Apr 02

Call for Refund On Phone Service Excise Taxes

You talk on the telephone, right? You can now claim a one-time deduction for those of you who paid taxes on landline, wireless or Internet phone services.

Credit this tip to Black Enterprise magazine, which is where we first read about this one-time tax refund for previously collected federal excise taxes on long-distance or bundled phone service. The refund is due because of a federal court decision that successfully challenged these excise taxes on long-distance calls, as well as taxes on plans that do not differentiate between long-distance and local calls.

According to the IRS this refund will be the most far-reaching in IRS history: more than 160 million filers may request it.

You have a choice, according to the IRS. You can take a standard refund amount of between $30 and $60, depending on the total number of exemptions claimed on your 2006 tax return. That eliminates the need to locate old phone bills. Or you can locate your bills and use the actual amount.

Even if you don't need to file a return, you can still claim the refund by attaching a Form 8913 to Form 1040EZ-T.

The IRS is already worrying about the potential for fraud, and has all sorts of tips to avoid getting ripped off. Don't believe people who try to convince you that the IRS will refund your entire phone bill. The refund is one-time only, and just for this specific excise tax on long-distance services. The IRS website has lots of links to specific forms and additional details.

Comments

  • You are correct. It is a refund.

    Apr 03
  • Dear sir or madam,

    I read the article on Refund for tax services. The article describes a "deduction" of $30 or $60. Technically speaking I think it is a credit (which is different than a deduction. A deduction may reduces taxable income to which a tax rate is applied. So if someone is in the 25% tax bracket, a deduction of $60 only yields them $60. However a credit is a dollar for dollar reduction and you get the full benefit of $60.

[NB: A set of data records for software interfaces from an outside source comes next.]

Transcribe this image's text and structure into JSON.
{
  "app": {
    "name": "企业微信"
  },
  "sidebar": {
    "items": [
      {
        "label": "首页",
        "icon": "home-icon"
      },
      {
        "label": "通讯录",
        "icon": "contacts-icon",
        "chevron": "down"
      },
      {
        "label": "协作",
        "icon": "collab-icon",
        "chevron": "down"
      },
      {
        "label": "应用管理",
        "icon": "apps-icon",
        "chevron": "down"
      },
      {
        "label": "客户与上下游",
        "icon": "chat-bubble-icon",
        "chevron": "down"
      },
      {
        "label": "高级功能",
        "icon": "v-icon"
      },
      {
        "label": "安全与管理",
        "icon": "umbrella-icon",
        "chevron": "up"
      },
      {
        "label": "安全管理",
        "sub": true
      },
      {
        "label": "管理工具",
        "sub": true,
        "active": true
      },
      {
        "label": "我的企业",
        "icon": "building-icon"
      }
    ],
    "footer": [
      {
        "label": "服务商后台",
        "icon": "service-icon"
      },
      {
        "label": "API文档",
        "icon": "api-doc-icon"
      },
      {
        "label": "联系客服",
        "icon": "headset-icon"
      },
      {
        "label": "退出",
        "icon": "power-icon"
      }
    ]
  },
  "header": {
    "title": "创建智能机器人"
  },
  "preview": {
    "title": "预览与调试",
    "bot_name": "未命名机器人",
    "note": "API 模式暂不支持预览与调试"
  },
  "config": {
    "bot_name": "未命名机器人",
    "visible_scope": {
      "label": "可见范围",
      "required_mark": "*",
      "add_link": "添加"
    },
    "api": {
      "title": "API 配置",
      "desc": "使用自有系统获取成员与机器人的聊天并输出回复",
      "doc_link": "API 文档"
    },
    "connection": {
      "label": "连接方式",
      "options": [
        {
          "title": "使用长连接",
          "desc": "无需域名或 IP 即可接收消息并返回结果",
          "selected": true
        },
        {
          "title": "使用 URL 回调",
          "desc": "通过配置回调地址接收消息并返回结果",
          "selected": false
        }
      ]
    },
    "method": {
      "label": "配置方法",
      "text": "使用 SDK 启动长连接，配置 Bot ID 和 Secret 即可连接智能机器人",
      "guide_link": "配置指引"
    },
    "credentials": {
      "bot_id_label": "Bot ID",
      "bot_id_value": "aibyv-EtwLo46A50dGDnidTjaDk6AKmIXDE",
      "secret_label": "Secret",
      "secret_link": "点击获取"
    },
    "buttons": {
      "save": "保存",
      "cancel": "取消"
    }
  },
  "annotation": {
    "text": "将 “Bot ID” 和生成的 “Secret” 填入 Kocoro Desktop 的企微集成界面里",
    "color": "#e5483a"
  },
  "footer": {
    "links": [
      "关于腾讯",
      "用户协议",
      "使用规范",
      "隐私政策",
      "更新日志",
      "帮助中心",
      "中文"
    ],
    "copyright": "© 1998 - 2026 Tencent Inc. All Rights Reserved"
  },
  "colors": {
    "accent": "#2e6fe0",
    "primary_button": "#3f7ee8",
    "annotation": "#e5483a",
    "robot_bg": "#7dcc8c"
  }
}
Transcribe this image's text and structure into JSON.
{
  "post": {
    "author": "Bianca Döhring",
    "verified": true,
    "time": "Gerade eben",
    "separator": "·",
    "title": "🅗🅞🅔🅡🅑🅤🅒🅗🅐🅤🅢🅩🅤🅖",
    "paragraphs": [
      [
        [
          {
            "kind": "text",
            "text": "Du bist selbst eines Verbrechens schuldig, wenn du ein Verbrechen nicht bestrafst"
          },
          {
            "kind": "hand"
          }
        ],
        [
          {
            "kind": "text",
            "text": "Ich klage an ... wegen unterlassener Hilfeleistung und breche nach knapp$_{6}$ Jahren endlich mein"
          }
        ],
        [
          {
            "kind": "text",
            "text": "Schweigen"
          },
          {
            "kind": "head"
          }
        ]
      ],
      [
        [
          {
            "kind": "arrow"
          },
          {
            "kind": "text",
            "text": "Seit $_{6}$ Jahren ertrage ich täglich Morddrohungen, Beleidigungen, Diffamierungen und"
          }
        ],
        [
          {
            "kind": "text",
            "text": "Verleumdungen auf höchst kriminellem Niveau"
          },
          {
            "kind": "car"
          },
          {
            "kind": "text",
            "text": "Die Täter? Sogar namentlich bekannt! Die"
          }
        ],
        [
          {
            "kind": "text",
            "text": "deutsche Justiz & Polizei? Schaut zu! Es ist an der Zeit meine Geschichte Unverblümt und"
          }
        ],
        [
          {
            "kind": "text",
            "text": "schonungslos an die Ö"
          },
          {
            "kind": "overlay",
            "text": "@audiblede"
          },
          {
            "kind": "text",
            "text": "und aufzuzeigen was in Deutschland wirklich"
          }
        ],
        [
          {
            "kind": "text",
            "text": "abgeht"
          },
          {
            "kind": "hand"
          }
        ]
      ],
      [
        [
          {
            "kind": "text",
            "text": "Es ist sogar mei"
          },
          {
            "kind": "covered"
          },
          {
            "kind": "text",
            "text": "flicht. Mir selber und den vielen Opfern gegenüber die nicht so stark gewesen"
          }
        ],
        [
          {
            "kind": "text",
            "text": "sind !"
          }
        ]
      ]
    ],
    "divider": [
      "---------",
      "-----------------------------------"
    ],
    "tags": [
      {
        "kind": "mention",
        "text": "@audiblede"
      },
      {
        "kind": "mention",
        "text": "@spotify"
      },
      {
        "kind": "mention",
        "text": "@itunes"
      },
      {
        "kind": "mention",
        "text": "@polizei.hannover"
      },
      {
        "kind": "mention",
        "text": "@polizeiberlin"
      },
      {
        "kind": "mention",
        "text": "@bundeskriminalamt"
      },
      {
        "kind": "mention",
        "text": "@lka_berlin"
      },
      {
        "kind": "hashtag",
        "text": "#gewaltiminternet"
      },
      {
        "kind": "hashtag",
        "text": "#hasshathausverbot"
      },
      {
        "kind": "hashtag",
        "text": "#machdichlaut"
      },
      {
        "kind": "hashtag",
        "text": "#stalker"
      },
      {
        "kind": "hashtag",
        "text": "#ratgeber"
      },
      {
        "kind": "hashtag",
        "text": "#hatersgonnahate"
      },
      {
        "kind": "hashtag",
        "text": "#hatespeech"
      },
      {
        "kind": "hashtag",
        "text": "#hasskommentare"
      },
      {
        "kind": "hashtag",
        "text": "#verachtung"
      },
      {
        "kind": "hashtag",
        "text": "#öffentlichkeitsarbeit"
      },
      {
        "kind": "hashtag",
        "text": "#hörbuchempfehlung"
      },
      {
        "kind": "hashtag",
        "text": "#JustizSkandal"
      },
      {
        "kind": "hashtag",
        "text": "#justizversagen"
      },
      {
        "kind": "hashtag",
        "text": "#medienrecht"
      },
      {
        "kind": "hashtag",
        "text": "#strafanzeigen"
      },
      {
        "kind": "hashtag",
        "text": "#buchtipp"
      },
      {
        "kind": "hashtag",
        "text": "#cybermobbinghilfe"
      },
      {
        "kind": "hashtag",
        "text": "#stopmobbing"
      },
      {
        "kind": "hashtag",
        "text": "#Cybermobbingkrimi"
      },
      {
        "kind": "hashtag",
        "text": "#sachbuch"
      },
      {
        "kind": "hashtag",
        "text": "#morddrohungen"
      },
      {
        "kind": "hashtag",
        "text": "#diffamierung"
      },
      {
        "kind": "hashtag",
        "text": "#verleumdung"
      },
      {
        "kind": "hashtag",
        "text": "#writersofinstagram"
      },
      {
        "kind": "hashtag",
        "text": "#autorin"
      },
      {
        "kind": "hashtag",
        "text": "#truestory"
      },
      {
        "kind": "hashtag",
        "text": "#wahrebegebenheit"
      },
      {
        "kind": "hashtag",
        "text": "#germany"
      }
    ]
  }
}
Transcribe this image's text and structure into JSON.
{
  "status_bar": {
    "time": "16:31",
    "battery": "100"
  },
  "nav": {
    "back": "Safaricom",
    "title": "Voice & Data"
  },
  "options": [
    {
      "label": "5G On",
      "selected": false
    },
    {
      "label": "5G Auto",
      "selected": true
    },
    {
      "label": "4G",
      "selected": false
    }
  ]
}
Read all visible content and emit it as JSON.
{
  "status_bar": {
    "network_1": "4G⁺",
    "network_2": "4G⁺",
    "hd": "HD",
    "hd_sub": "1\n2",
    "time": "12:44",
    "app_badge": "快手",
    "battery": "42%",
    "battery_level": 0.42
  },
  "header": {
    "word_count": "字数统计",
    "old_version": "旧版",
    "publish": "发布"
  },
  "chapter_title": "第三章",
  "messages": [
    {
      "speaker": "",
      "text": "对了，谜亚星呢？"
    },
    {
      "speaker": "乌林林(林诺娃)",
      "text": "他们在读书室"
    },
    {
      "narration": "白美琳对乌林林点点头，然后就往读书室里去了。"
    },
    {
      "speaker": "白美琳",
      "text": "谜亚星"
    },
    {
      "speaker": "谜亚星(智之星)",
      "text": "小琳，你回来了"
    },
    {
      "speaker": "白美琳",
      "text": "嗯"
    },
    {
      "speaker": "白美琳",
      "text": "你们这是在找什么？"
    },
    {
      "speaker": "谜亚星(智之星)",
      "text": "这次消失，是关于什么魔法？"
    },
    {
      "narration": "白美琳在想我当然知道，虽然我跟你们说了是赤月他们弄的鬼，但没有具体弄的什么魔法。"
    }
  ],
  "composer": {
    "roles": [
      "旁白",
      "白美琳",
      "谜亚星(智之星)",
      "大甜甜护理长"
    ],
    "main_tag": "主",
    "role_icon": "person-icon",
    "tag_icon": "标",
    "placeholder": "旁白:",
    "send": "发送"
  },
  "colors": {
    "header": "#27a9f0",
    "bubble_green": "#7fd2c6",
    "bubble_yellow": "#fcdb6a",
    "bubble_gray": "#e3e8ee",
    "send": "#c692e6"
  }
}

    Another important distinction is the deductions may not reduce your taxable income below zero. Therefore if you income is very low and your deductions are high, you may get NO BENEFIT. The credit is refundable - EVEN IF you paid no taxes during the year.

    Steve

    Apr 03